Top positive review
20 people found this helpful
on 7 January 2011
Tom Brown's schooldays is one of those classics; everyone has heard of it, but probably knows it better from one of the film or TV adaptations. This is shame as the book is very well written and has some wonderful (if a little flowery) images of the English countryside that are often left out to save time.
The book actually starts shortly after Tom's birth and the first few chapters cover the early part of his life before going to Rugby school. This part is generally left out in the film versions; a pity as there are some excellent descriptions of country life at the beginning of the 1800s.

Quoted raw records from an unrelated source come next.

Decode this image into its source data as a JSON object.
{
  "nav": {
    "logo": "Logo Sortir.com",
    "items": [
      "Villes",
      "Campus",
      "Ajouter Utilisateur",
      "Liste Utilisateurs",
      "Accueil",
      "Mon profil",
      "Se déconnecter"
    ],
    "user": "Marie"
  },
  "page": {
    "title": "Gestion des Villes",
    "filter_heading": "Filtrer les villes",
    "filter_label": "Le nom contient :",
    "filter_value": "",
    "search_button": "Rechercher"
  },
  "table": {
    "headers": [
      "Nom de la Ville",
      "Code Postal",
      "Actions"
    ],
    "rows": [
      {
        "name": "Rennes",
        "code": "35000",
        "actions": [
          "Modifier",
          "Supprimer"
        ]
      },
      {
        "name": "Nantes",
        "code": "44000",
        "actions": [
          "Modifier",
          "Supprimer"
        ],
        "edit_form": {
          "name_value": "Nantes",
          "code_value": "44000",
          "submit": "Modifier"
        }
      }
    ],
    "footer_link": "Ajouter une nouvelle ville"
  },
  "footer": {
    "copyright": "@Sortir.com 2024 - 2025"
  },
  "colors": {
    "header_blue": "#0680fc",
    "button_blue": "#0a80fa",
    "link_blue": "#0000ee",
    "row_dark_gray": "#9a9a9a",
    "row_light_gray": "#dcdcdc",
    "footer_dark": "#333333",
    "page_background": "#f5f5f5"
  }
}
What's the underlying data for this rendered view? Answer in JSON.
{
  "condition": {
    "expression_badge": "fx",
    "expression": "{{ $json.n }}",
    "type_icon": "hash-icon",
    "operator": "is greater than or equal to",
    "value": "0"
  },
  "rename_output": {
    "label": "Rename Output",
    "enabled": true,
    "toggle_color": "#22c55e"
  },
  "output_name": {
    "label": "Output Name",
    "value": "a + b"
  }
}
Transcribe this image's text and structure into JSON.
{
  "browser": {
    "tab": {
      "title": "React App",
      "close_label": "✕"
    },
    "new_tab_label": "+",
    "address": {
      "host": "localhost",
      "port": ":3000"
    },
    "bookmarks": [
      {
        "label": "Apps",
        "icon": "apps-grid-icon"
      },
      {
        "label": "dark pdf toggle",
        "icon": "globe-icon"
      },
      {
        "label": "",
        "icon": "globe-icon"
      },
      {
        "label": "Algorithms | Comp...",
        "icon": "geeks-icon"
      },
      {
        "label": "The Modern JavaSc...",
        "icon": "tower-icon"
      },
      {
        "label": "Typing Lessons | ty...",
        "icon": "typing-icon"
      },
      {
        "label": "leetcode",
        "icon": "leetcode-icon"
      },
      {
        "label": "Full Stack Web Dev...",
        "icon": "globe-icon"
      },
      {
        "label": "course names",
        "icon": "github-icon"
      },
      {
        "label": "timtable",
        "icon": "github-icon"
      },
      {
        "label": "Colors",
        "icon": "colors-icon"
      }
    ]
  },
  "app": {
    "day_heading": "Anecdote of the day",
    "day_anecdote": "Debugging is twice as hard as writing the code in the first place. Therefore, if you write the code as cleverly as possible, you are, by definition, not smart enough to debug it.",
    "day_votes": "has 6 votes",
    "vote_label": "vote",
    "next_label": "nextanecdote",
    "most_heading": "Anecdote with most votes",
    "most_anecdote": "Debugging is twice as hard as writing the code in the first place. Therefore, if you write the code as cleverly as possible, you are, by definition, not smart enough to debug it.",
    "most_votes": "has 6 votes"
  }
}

Hughes describes the growth from adolescence to adulthood of a young man from the middle class of English society with great affection and a keen eye. The book illustrates how people thought about the education of young men to fulfill a purpose within society, and I would suggest that many of the views were valid for the next 100 years. I would also suggest that the concept described in the book of giving young people responsibility for the care of younger children, could be a valuable concept in todays society.
A really good read, and one that is suitable for teenagers and above.